The question is no longer if your company should invest in the cloud, but rather how much of your organization’s resources must go towards cloud-based infrastructure and services. In 2020 over 90% of all organizations used public cloud services (Source: DevOps) while spending over $50 billion.
Cloud usage will only increase as the world evolves from traditional on-premises models to the Modern Workplace. Estimates suggest spending could surge to nearly $800 billion by 2025 and that enterprise spending on the cloud will comprise nearly 15% of IT revenue. (Source: Cision)
Organizations will continue to further move their workflows to the cloud due to the efficiency, flexibility and cost savings that cloud computing provides. The prospect of cost-saving is, for many, a leading factor in the transition and increased utilization of the cloud. It will likely then come as a shock to learn that in 2020, “cloud waste” accounted for a nearly $18 billion drain on company resources. (Source: Gartner)
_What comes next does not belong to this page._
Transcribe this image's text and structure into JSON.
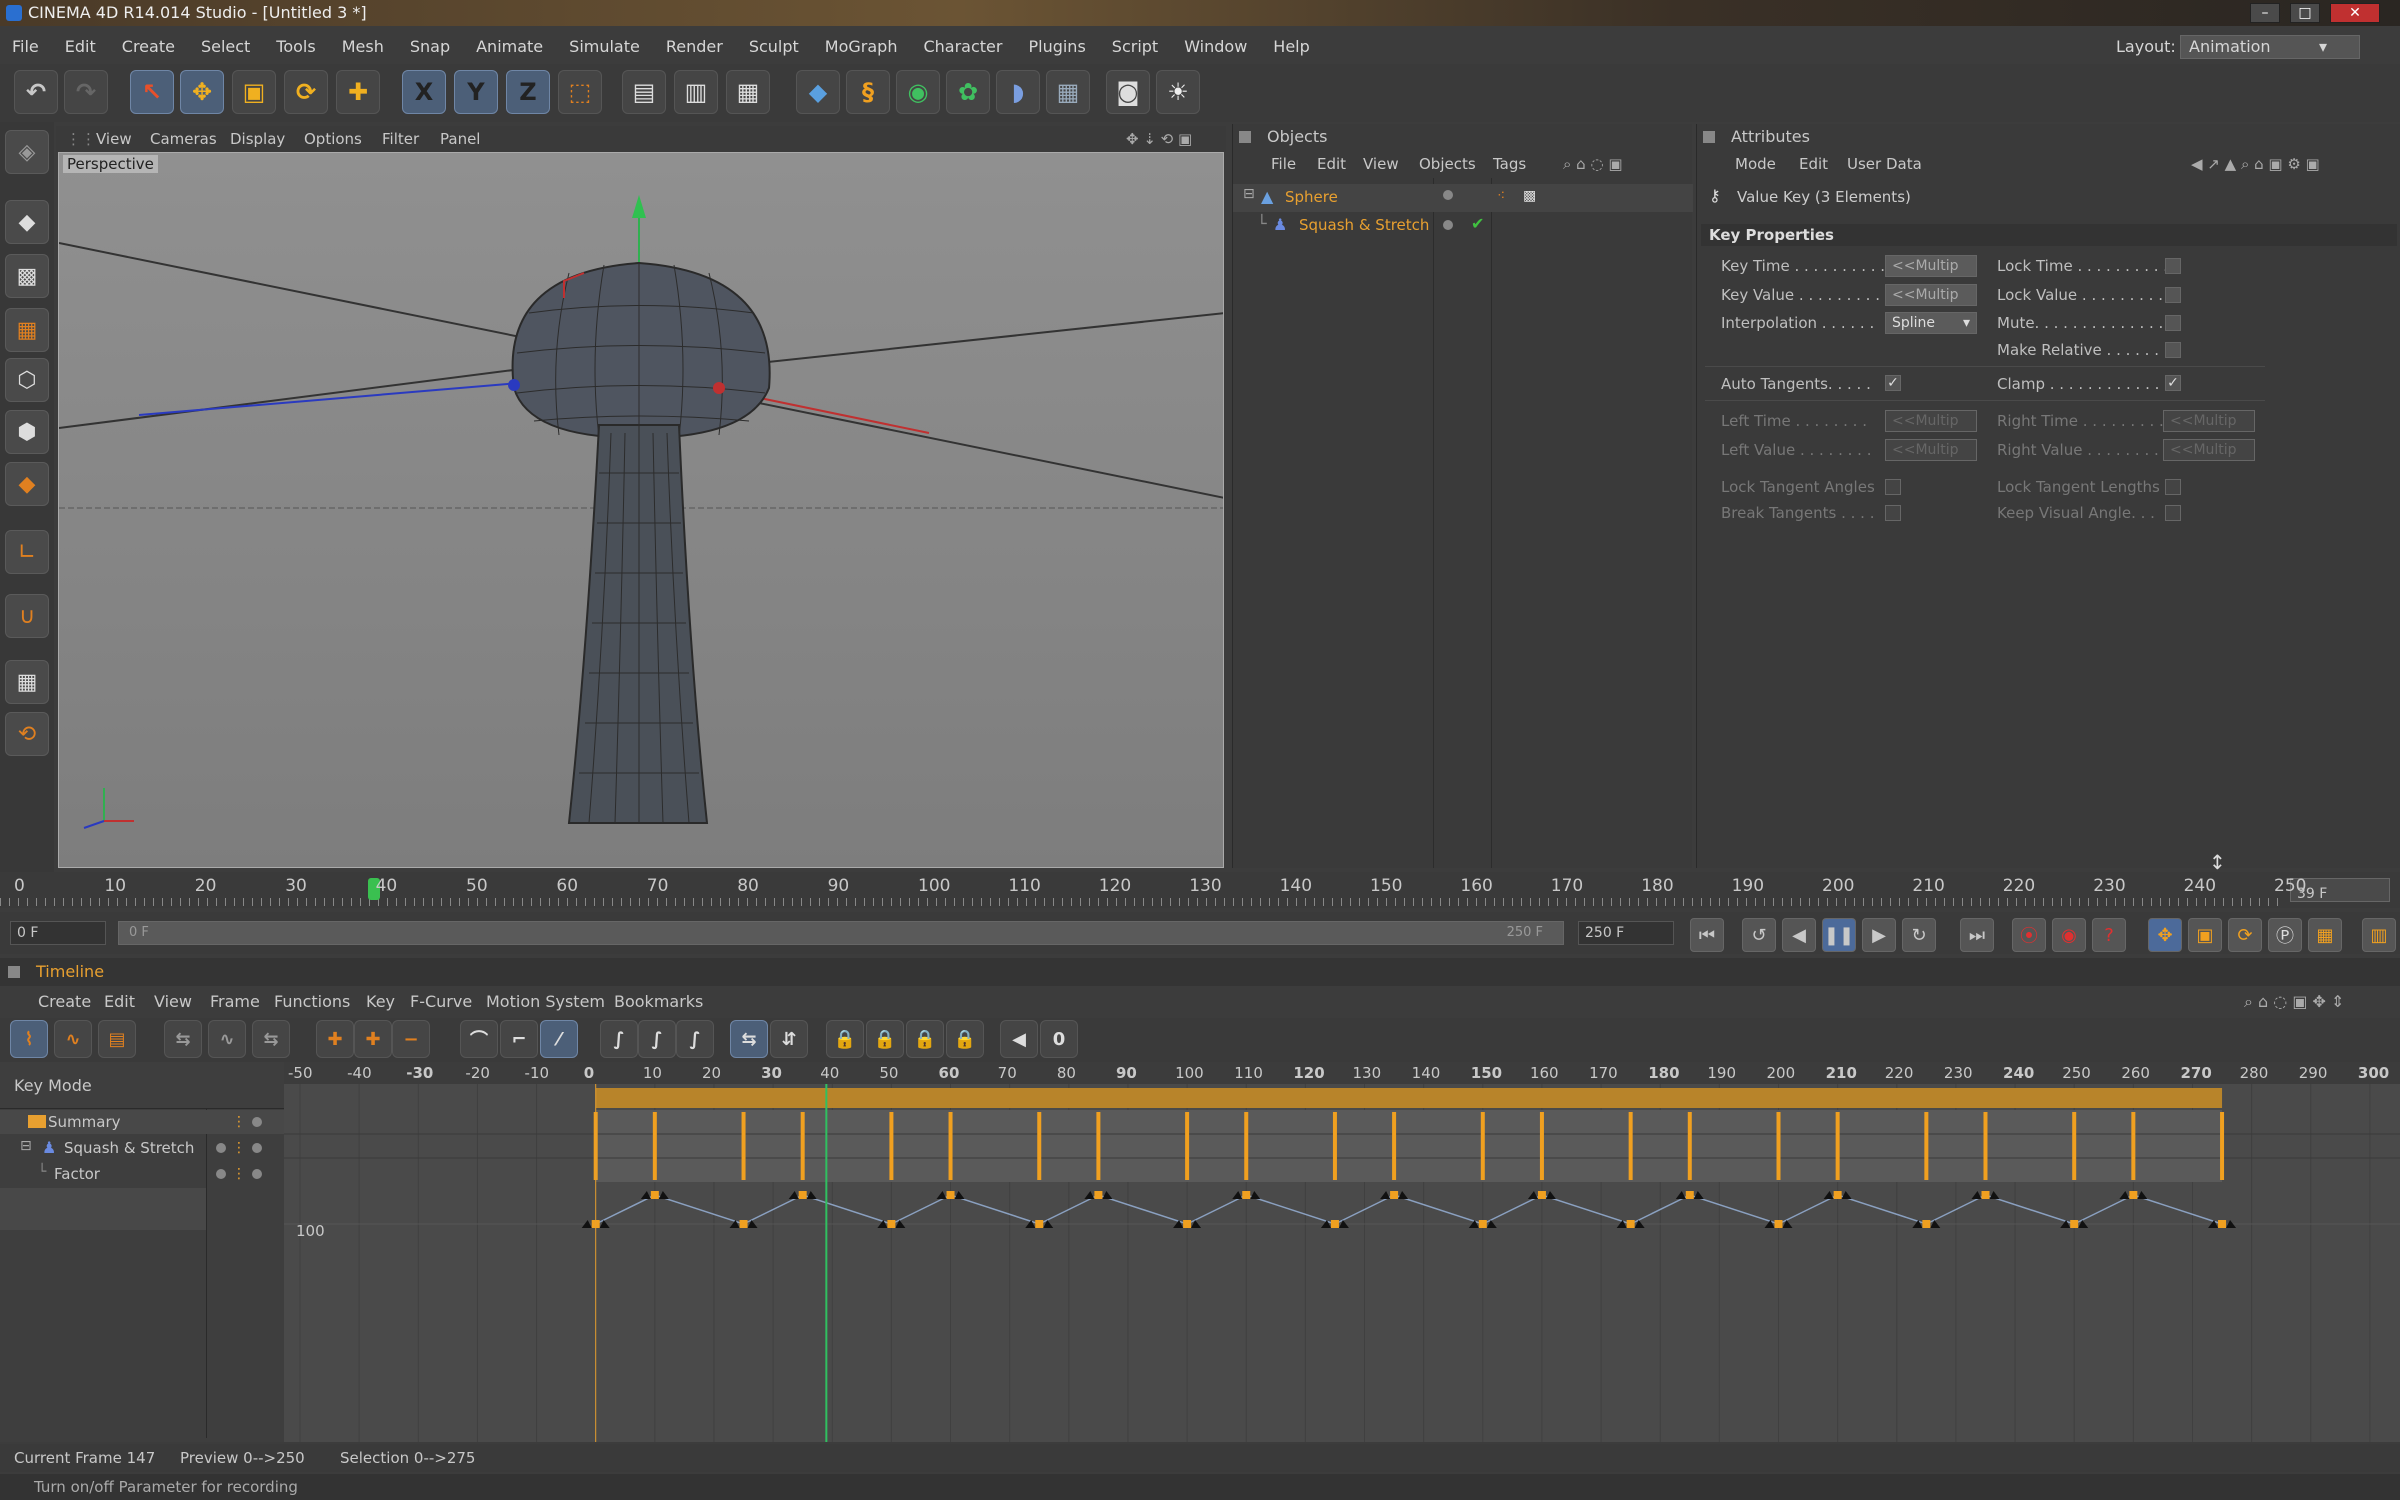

What is Cloud Waste?
Cloud waste is defined as the purchase of cloud resources that are underutilized or, in many instances, go completely unused. This wasted spend increases operating costs and prevents using those resources in other areas of your business. So how do so many companies waste money trying to save money? There are two primary culprits that lead to cloud waste, overprovisioning and idle resources.
- Overprovisioning of resources means that an organization pays for more resource capacity than it needs. Think of buying an expensive sports car when you could bike a few blocks to work. While all organizations desire capacity for continued growth, in many cases, the cloud resources invested are well beyond a company’s immediate needs. Simply put, your company should not be paying for infrastructure and other resources that you rarely or never use.
- Idle resources are what exist between your maximum computing load and the actual load your company uses. While it certainly makes sense for organizations to plan for periods of increased consumption, there is often a significant gap between what is used on a typical basis (even what is consumed during peak activity) and the maximum load available.
Steps to Minimize Cloud Waste
So, where do you start when setting out to minimize cloud waste?
- Effectively Estimating Capacity – Think before you purchase and ensure you accurately assess current and future needs.
- Monitoring and Auditing – Closely track and audit your usage to discover under-used or idle resources.
- Optimize Your Cloud Footprint – Find the right-size cloud infrastructure for your needs and continually optimize your investment as your cloud service needs evolve.
- Automate Cloud Management/Scaling – Establish processes, and automate where possible, to direct resources where they are needed during usage fluctuations and release or shut down any idle resources.
OneNeck Has Your Back
If avoiding cloud waste was easy, the problem would not exist on such a massive scale. The steps mentioned above will limit the resources wasted in cloud computing, but how does a company estimate capacity, consistently monitor usage, as well as automate and optimize its cloud footprint?
OneNeck is a partner who has proven experience in hosting and managing both cloud and hybrid infrastructures. Our expert team can provide you with thorough IT Assessment Services to ensure that you understand how your current network is operating today and what its capabilities are for the future.
Utilizing OneNeck’s Cloud Cost Optimization service will uncover inefficient uses of your cloud resources. It can help identify exactly how much you are spending and where and how the waste can be eliminated. OneNeck knows that cloud cost optimization is not a one-time instance but an ongoing practice. Let us become a member of your cost management team so that you can focus on what you do best.